by Enrico Villamaino
Megan Hill has been involved in raising dairy cows for 19 years, which is pretty impressive. But when you learn that she’s only 21 years old, it becomes inordinately impressive.
“I actually got my first Jersey cow when I was two years old,” laughed Megan. “I’ve been at this for a while.” So has her family. Megan is part of the third generation to work the family farm founded in the 1960s.
Situated on 3,000 acres in Bristol, VT, at the western foot of the Green Mountains, you could be forgiven for assuming that Four Hills Dairy Farm got its name from the view on its horizon. In fact, the farm was rechristened Four Hills when the family’s second generation, consisting of siblings Ron, Brian, Joanne and Kevin Hill, bought the farm from their parents. Today, Four Hills has over 2,100 milking cows.
As Ron’s daughter, Megan has been learning all she can about dairy cows since before she could walk. After completing her studies in agricultural business at the SUNY Cobleskill, she returned to the farm as its reproduction manager. She’s had great success in that role, having won multiple awards in November at the All-American Jersey Show at the North American International Livestock Exposition (NAILE) in Louisville, KY.
NAILE, taking place annually, dates back to 1974 and draws participants from the 48 contiguous U.S. states. It is one of the largest all-breed, purebred livestock expos in the world.
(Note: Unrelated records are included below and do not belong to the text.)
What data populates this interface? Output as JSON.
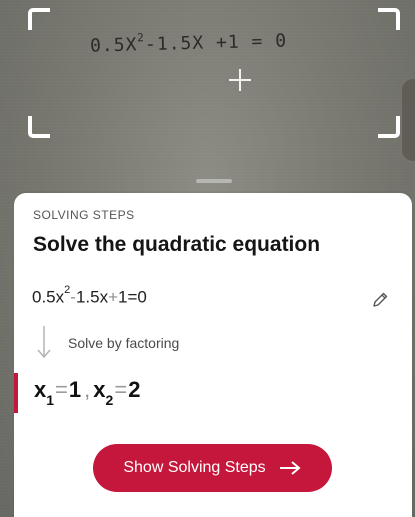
{
  "camera": {
    "handwritten_parts": {
      "coefficient": "0.5X",
      "power": "2",
      "rest": "-1.5X +1 = 0"
    }
  },
  "result": {
    "section_label": "SOLVING STEPS",
    "title": "Solve the quadratic equation",
    "equation": {
      "term1": "0.5x",
      "exp1": "2",
      "op1": "-",
      "term2": "1.5x",
      "op2": "+",
      "term3": "1",
      "eq_sign": "=",
      "rhs": "0"
    },
    "method": "Solve by factoring",
    "answer": {
      "var1": "x",
      "sub1": "1",
      "eq1": "=",
      "val1": "1",
      "separator": ",",
      "var2": "x",
      "sub2": "2",
      "eq2": "=",
      "val2": "2"
    },
    "button_label": "Show Solving Steps"
  },
  "icons": {
    "edit": "pencil-icon",
    "arrow_down": "arrow-down-icon",
    "arrow_right": "arrow-right-icon"
  },
  "colors": {
    "accent": "#c5173b"
  }
}
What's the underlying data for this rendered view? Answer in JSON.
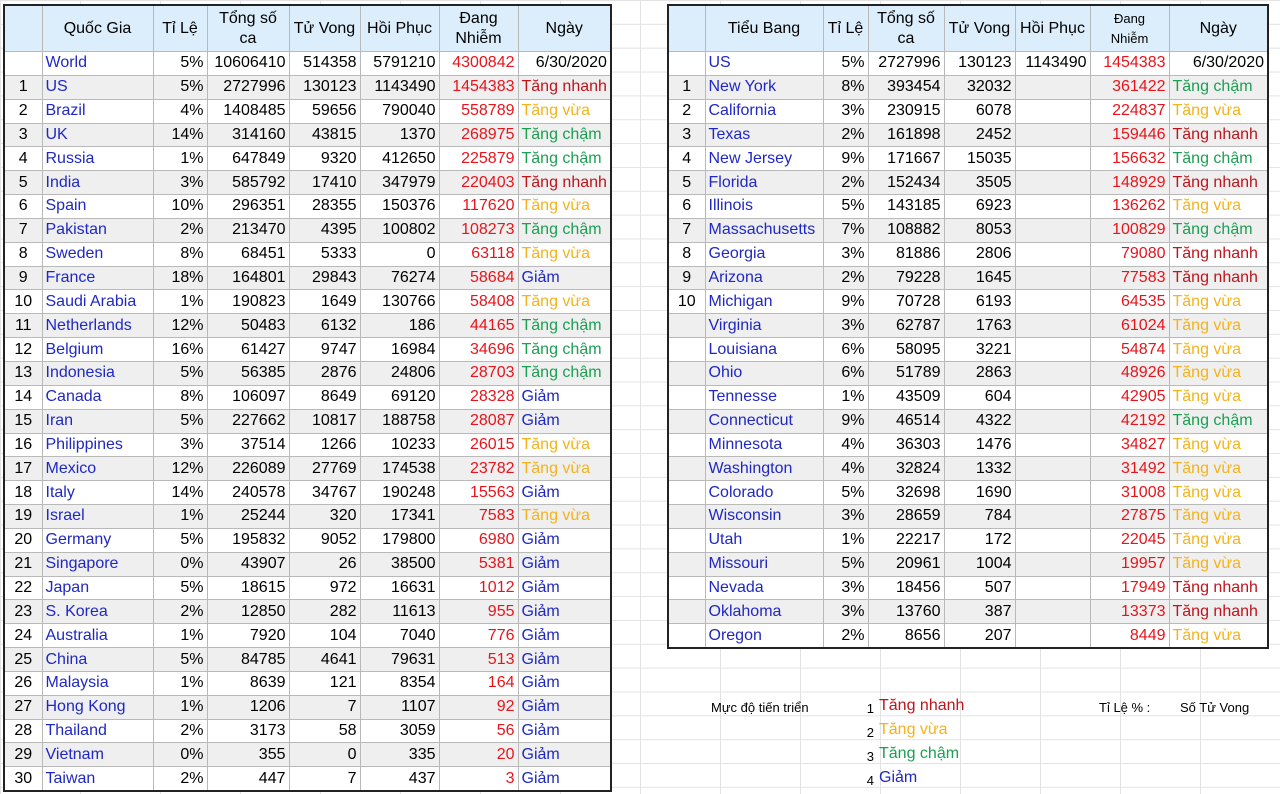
{
  "countries": {
    "headers": {
      "idx": "",
      "name": "Quốc Gia",
      "rate": "Tỉ Lệ",
      "total": "Tổng số ca",
      "deaths": "Tử Vong",
      "recovered": "Hồi Phục",
      "active": "Đang Nhiễm",
      "date": "Ngày"
    },
    "world": {
      "idx": "",
      "name": "World",
      "rate": "5%",
      "total": "10606410",
      "deaths": "514358",
      "recovered": "5791210",
      "active": "4300842",
      "date": "6/30/2020"
    },
    "rows": [
      {
        "idx": "1",
        "name": "US",
        "rate": "5%",
        "total": "2727996",
        "deaths": "130123",
        "recovered": "1143490",
        "active": "1454383",
        "trend": "Tăng nhanh",
        "cls": "t-fast"
      },
      {
        "idx": "2",
        "name": "Brazil",
        "rate": "4%",
        "total": "1408485",
        "deaths": "59656",
        "recovered": "790040",
        "active": "558789",
        "trend": "Tăng vừa",
        "cls": "t-mid"
      },
      {
        "idx": "3",
        "name": "UK",
        "rate": "14%",
        "total": "314160",
        "deaths": "43815",
        "recovered": "1370",
        "active": "268975",
        "trend": "Tăng chậm",
        "cls": "t-slow"
      },
      {
        "idx": "4",
        "name": "Russia",
        "rate": "1%",
        "total": "647849",
        "deaths": "9320",
        "recovered": "412650",
        "active": "225879",
        "trend": "Tăng chậm",
        "cls": "t-slow"
      },
      {
        "idx": "5",
        "name": "India",
        "rate": "3%",
        "total": "585792",
        "deaths": "17410",
        "recovered": "347979",
        "active": "220403",
        "trend": "Tăng nhanh",
        "cls": "t-fast"
      },
      {
        "idx": "6",
        "name": "Spain",
        "rate": "10%",
        "total": "296351",
        "deaths": "28355",
        "recovered": "150376",
        "active": "117620",
        "trend": "Tăng vừa",
        "cls": "t-mid"
      },
      {
        "idx": "7",
        "name": "Pakistan",
        "rate": "2%",
        "total": "213470",
        "deaths": "4395",
        "recovered": "100802",
        "active": "108273",
        "trend": "Tăng chậm",
        "cls": "t-slow"
      },
      {
        "idx": "8",
        "name": "Sweden",
        "rate": "8%",
        "total": "68451",
        "deaths": "5333",
        "recovered": "0",
        "active": "63118",
        "trend": "Tăng vừa",
        "cls": "t-mid"
      },
      {
        "idx": "9",
        "name": "France",
        "rate": "18%",
        "total": "164801",
        "deaths": "29843",
        "recovered": "76274",
        "active": "58684",
        "trend": "Giảm",
        "cls": "t-dec"
      },
      {
        "idx": "10",
        "name": "Saudi Arabia",
        "rate": "1%",
        "total": "190823",
        "deaths": "1649",
        "recovered": "130766",
        "active": "58408",
        "trend": "Tăng vừa",
        "cls": "t-mid"
      },
      {
        "idx": "11",
        "name": "Netherlands",
        "rate": "12%",
        "total": "50483",
        "deaths": "6132",
        "recovered": "186",
        "active": "44165",
        "trend": "Tăng chậm",
        "cls": "t-slow"
      },
      {
        "idx": "12",
        "name": "Belgium",
        "rate": "16%",
        "total": "61427",
        "deaths": "9747",
        "recovered": "16984",
        "active": "34696",
        "trend": "Tăng chậm",
        "cls": "t-slow"
      },
      {
        "idx": "13",
        "name": "Indonesia",
        "rate": "5%",
        "total": "56385",
        "deaths": "2876",
        "recovered": "24806",
        "active": "28703",
        "trend": "Tăng chậm",
        "cls": "t-slow"
      },
      {
        "idx": "14",
        "name": "Canada",
        "rate": "8%",
        "total": "106097",
        "deaths": "8649",
        "recovered": "69120",
        "active": "28328",
        "trend": "Giảm",
        "cls": "t-dec"
      },
      {
        "idx": "15",
        "name": "Iran",
        "rate": "5%",
        "total": "227662",
        "deaths": "10817",
        "recovered": "188758",
        "active": "28087",
        "trend": "Giảm",
        "cls": "t-dec"
      },
      {
        "idx": "16",
        "name": "Philippines",
        "rate": "3%",
        "total": "37514",
        "deaths": "1266",
        "recovered": "10233",
        "active": "26015",
        "trend": "Tăng vừa",
        "cls": "t-mid"
      },
      {
        "idx": "17",
        "name": "Mexico",
        "rate": "12%",
        "total": "226089",
        "deaths": "27769",
        "recovered": "174538",
        "active": "23782",
        "trend": "Tăng vừa",
        "cls": "t-mid"
      },
      {
        "idx": "18",
        "name": "Italy",
        "rate": "14%",
        "total": "240578",
        "deaths": "34767",
        "recovered": "190248",
        "active": "15563",
        "trend": "Giảm",
        "cls": "t-dec"
      },
      {
        "idx": "19",
        "name": "Israel",
        "rate": "1%",
        "total": "25244",
        "deaths": "320",
        "recovered": "17341",
        "active": "7583",
        "trend": "Tăng vừa",
        "cls": "t-mid"
      },
      {
        "idx": "20",
        "name": "Germany",
        "rate": "5%",
        "total": "195832",
        "deaths": "9052",
        "recovered": "179800",
        "active": "6980",
        "trend": "Giảm",
        "cls": "t-dec"
      },
      {
        "idx": "21",
        "name": "Singapore",
        "rate": "0%",
        "total": "43907",
        "deaths": "26",
        "recovered": "38500",
        "active": "5381",
        "trend": "Giảm",
        "cls": "t-dec"
      },
      {
        "idx": "22",
        "name": "Japan",
        "rate": "5%",
        "total": "18615",
        "deaths": "972",
        "recovered": "16631",
        "active": "1012",
        "trend": "Giảm",
        "cls": "t-dec"
      },
      {
        "idx": "23",
        "name": "S. Korea",
        "rate": "2%",
        "total": "12850",
        "deaths": "282",
        "recovered": "11613",
        "active": "955",
        "trend": "Giảm",
        "cls": "t-dec"
      },
      {
        "idx": "24",
        "name": "Australia",
        "rate": "1%",
        "total": "7920",
        "deaths": "104",
        "recovered": "7040",
        "active": "776",
        "trend": "Giảm",
        "cls": "t-dec"
      },
      {
        "idx": "25",
        "name": "China",
        "rate": "5%",
        "total": "84785",
        "deaths": "4641",
        "recovered": "79631",
        "active": "513",
        "trend": "Giảm",
        "cls": "t-dec"
      },
      {
        "idx": "26",
        "name": "Malaysia",
        "rate": "1%",
        "total": "8639",
        "deaths": "121",
        "recovered": "8354",
        "active": "164",
        "trend": "Giảm",
        "cls": "t-dec"
      },
      {
        "idx": "27",
        "name": "Hong Kong",
        "rate": "1%",
        "total": "1206",
        "deaths": "7",
        "recovered": "1107",
        "active": "92",
        "trend": "Giảm",
        "cls": "t-dec"
      },
      {
        "idx": "28",
        "name": "Thailand",
        "rate": "2%",
        "total": "3173",
        "deaths": "58",
        "recovered": "3059",
        "active": "56",
        "trend": "Giảm",
        "cls": "t-dec"
      },
      {
        "idx": "29",
        "name": "Vietnam",
        "rate": "0%",
        "total": "355",
        "deaths": "0",
        "recovered": "335",
        "active": "20",
        "trend": "Giảm",
        "cls": "t-dec"
      },
      {
        "idx": "30",
        "name": "Taiwan",
        "rate": "2%",
        "total": "447",
        "deaths": "7",
        "recovered": "437",
        "active": "3",
        "trend": "Giảm",
        "cls": "t-dec"
      }
    ]
  },
  "states": {
    "headers": {
      "idx": "",
      "name": "Tiểu Bang",
      "rate": "Tỉ Lệ",
      "total": "Tổng số ca",
      "deaths": "Tử Vong",
      "recovered": "Hồi Phục",
      "active": "Đang Nhiễm",
      "date": "Ngày"
    },
    "us": {
      "idx": "",
      "name": "US",
      "rate": "5%",
      "total": "2727996",
      "deaths": "130123",
      "recovered": "1143490",
      "active": "1454383",
      "date": "6/30/2020"
    },
    "rows": [
      {
        "idx": "1",
        "name": "New York",
        "rate": "8%",
        "total": "393454",
        "deaths": "32032",
        "recovered": "",
        "active": "361422",
        "trend": "Tăng chậm",
        "cls": "t-slow"
      },
      {
        "idx": "2",
        "name": "California",
        "rate": "3%",
        "total": "230915",
        "deaths": "6078",
        "recovered": "",
        "active": "224837",
        "trend": "Tăng vừa",
        "cls": "t-mid"
      },
      {
        "idx": "3",
        "name": "Texas",
        "rate": "2%",
        "total": "161898",
        "deaths": "2452",
        "recovered": "",
        "active": "159446",
        "trend": "Tăng nhanh",
        "cls": "t-fast"
      },
      {
        "idx": "4",
        "name": "New Jersey",
        "rate": "9%",
        "total": "171667",
        "deaths": "15035",
        "recovered": "",
        "active": "156632",
        "trend": "Tăng chậm",
        "cls": "t-slow"
      },
      {
        "idx": "5",
        "name": "Florida",
        "rate": "2%",
        "total": "152434",
        "deaths": "3505",
        "recovered": "",
        "active": "148929",
        "trend": "Tăng nhanh",
        "cls": "t-fast"
      },
      {
        "idx": "6",
        "name": "Illinois",
        "rate": "5%",
        "total": "143185",
        "deaths": "6923",
        "recovered": "",
        "active": "136262",
        "trend": "Tăng vừa",
        "cls": "t-mid"
      },
      {
        "idx": "7",
        "name": "Massachusetts",
        "rate": "7%",
        "total": "108882",
        "deaths": "8053",
        "recovered": "",
        "active": "100829",
        "trend": "Tăng chậm",
        "cls": "t-slow"
      },
      {
        "idx": "8",
        "name": "Georgia",
        "rate": "3%",
        "total": "81886",
        "deaths": "2806",
        "recovered": "",
        "active": "79080",
        "trend": "Tăng nhanh",
        "cls": "t-fast"
      },
      {
        "idx": "9",
        "name": "Arizona",
        "rate": "2%",
        "total": "79228",
        "deaths": "1645",
        "recovered": "",
        "active": "77583",
        "trend": "Tăng nhanh",
        "cls": "t-fast"
      },
      {
        "idx": "10",
        "name": "Michigan",
        "rate": "9%",
        "total": "70728",
        "deaths": "6193",
        "recovered": "",
        "active": "64535",
        "trend": "Tăng vừa",
        "cls": "t-mid"
      },
      {
        "idx": "",
        "name": "Virginia",
        "rate": "3%",
        "total": "62787",
        "deaths": "1763",
        "recovered": "",
        "active": "61024",
        "trend": "Tăng vừa",
        "cls": "t-mid"
      },
      {
        "idx": "",
        "name": "Louisiana",
        "rate": "6%",
        "total": "58095",
        "deaths": "3221",
        "recovered": "",
        "active": "54874",
        "trend": "Tăng vừa",
        "cls": "t-mid"
      },
      {
        "idx": "",
        "name": "Ohio",
        "rate": "6%",
        "total": "51789",
        "deaths": "2863",
        "recovered": "",
        "active": "48926",
        "trend": "Tăng vừa",
        "cls": "t-mid"
      },
      {
        "idx": "",
        "name": "Tennesse",
        "rate": "1%",
        "total": "43509",
        "deaths": "604",
        "recovered": "",
        "active": "42905",
        "trend": "Tăng vừa",
        "cls": "t-mid"
      },
      {
        "idx": "",
        "name": "Connecticut",
        "rate": "9%",
        "total": "46514",
        "deaths": "4322",
        "recovered": "",
        "active": "42192",
        "trend": "Tăng chậm",
        "cls": "t-slow"
      },
      {
        "idx": "",
        "name": "Minnesota",
        "rate": "4%",
        "total": "36303",
        "deaths": "1476",
        "recovered": "",
        "active": "34827",
        "trend": "Tăng vừa",
        "cls": "t-mid"
      },
      {
        "idx": "",
        "name": "Washington",
        "rate": "4%",
        "total": "32824",
        "deaths": "1332",
        "recovered": "",
        "active": "31492",
        "trend": "Tăng vừa",
        "cls": "t-mid"
      },
      {
        "idx": "",
        "name": "Colorado",
        "rate": "5%",
        "total": "32698",
        "deaths": "1690",
        "recovered": "",
        "active": "31008",
        "trend": "Tăng vừa",
        "cls": "t-mid"
      },
      {
        "idx": "",
        "name": "Wisconsin",
        "rate": "3%",
        "total": "28659",
        "deaths": "784",
        "recovered": "",
        "active": "27875",
        "trend": "Tăng vừa",
        "cls": "t-mid"
      },
      {
        "idx": "",
        "name": "Utah",
        "rate": "1%",
        "total": "22217",
        "deaths": "172",
        "recovered": "",
        "active": "22045",
        "trend": "Tăng vừa",
        "cls": "t-mid"
      },
      {
        "idx": "",
        "name": "Missouri",
        "rate": "5%",
        "total": "20961",
        "deaths": "1004",
        "recovered": "",
        "active": "19957",
        "trend": "Tăng vừa",
        "cls": "t-mid"
      },
      {
        "idx": "",
        "name": "Nevada",
        "rate": "3%",
        "total": "18456",
        "deaths": "507",
        "recovered": "",
        "active": "17949",
        "trend": "Tăng nhanh",
        "cls": "t-fast"
      },
      {
        "idx": "",
        "name": "Oklahoma",
        "rate": "3%",
        "total": "13760",
        "deaths": "387",
        "recovered": "",
        "active": "13373",
        "trend": "Tăng nhanh",
        "cls": "t-fast"
      },
      {
        "idx": "",
        "name": "Oregon",
        "rate": "2%",
        "total": "8656",
        "deaths": "207",
        "recovered": "",
        "active": "8449",
        "trend": "Tăng vừa",
        "cls": "t-mid"
      }
    ]
  },
  "legend": {
    "title": "Mực độ tiến triển",
    "items": [
      {
        "num": "1",
        "label": "Tăng nhanh",
        "cls": "t-fast"
      },
      {
        "num": "2",
        "label": "Tăng vừa",
        "cls": "t-mid"
      },
      {
        "num": "3",
        "label": "Tăng chậm",
        "cls": "t-slow"
      },
      {
        "num": "4",
        "label": "Giảm",
        "cls": "t-dec"
      }
    ],
    "rate_label": "Tỉ Lệ % :",
    "deaths_label": "Số Tử Vong"
  },
  "colors": {
    "header_bg": "#dceefb",
    "name_text": "#1f28c4",
    "active_text": "#e8141b",
    "trend_fast": "#c0141b",
    "trend_mid": "#f3b31b",
    "trend_slow": "#1b9f52",
    "trend_decrease": "#1f28c4"
  }
}
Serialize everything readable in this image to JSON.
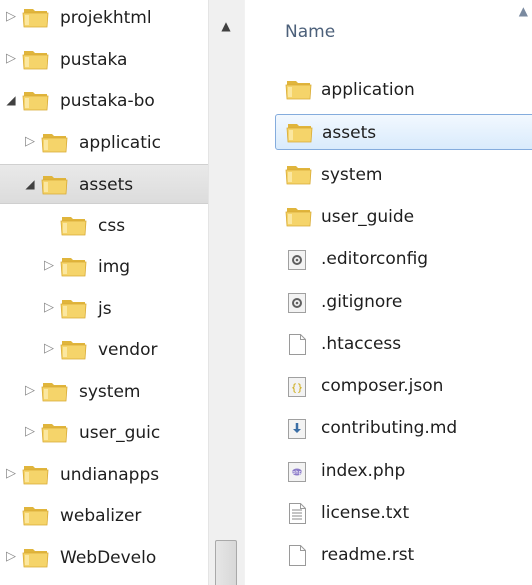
{
  "nav": {
    "items": [
      {
        "label": "projekhtml",
        "expander": "collapsed"
      },
      {
        "label": "pustaka",
        "expander": "collapsed"
      },
      {
        "label": "pustaka-bo",
        "expander": "expanded"
      },
      {
        "label": "applicatic",
        "expander": "collapsed"
      },
      {
        "label": "assets",
        "expander": "expanded",
        "selected": true
      },
      {
        "label": "css",
        "expander": "none"
      },
      {
        "label": "img",
        "expander": "collapsed"
      },
      {
        "label": "js",
        "expander": "collapsed"
      },
      {
        "label": "vendor",
        "expander": "collapsed"
      },
      {
        "label": "system",
        "expander": "collapsed"
      },
      {
        "label": "user_guic",
        "expander": "collapsed"
      },
      {
        "label": "undianapps",
        "expander": "collapsed"
      },
      {
        "label": "webalizer",
        "expander": "none"
      },
      {
        "label": "WebDevelo",
        "expander": "collapsed"
      }
    ]
  },
  "list": {
    "header": {
      "name": "Name"
    },
    "files": [
      {
        "name": "application",
        "icon": "folder-icon"
      },
      {
        "name": "assets",
        "icon": "folder-icon",
        "selected": true
      },
      {
        "name": "system",
        "icon": "folder-icon"
      },
      {
        "name": "user_guide",
        "icon": "folder-icon"
      },
      {
        "name": ".editorconfig",
        "icon": "config-file-icon"
      },
      {
        "name": ".gitignore",
        "icon": "config-file-icon"
      },
      {
        "name": ".htaccess",
        "icon": "blank-file-icon"
      },
      {
        "name": "composer.json",
        "icon": "json-file-icon"
      },
      {
        "name": "contributing.md",
        "icon": "markdown-file-icon"
      },
      {
        "name": "index.php",
        "icon": "php-file-icon"
      },
      {
        "name": "license.txt",
        "icon": "text-file-icon"
      },
      {
        "name": "readme.rst",
        "icon": "blank-file-icon"
      }
    ]
  },
  "colors": {
    "folder_front": "#f5d46a",
    "folder_back": "#e0b53c",
    "selection_border": "#84acdd",
    "header_text": "#4c607a"
  }
}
The Junior Premier Performance Cow Award is given to the cow bred and raised by an individual 21 years old or younger that best embodies the traits of a quality dairy cow. “What they’re looking for,” explained Megan, “is whether or not the cow converts its feed well. In other words, she’s not getting fat off of what she’s eating, but producing more milk because of it. They look to see that the teats are squarely under the udder. And they look for prominent veins. These are all good signs that the cow will milk out.” Megan’s prize winning cow, three-year-old Gloriana, is the competition’s latest Grand Champion. “I bred her mother, and I’ve raised her since birth,” Megan said.
Megan was also named the event’s Premier Junior Breeder. Likewise awarded to an individual aged 21 or younger, it recognizes the breeder who has placed highly with multiple animal entries. Megan’s other entry, four-year-old Galaxy, placed very well in the show, which featured 215 dairy cows in the junior division.
This was Megan’s last year of eligibility to compete in the junior breeder category. Looking ahead, Megan is eager to continue working with her current family of cows. She believes they are now seen as constituting a quality lineage and would be very desirable for purchase by other farmers in the future. “Galaxy is actually the full sister of Gloriana’s mother. It’s a very good bloodline, and I want to work on producing more like them,” she said.
For more information, visit www.facebook.com/FourHillsFarm .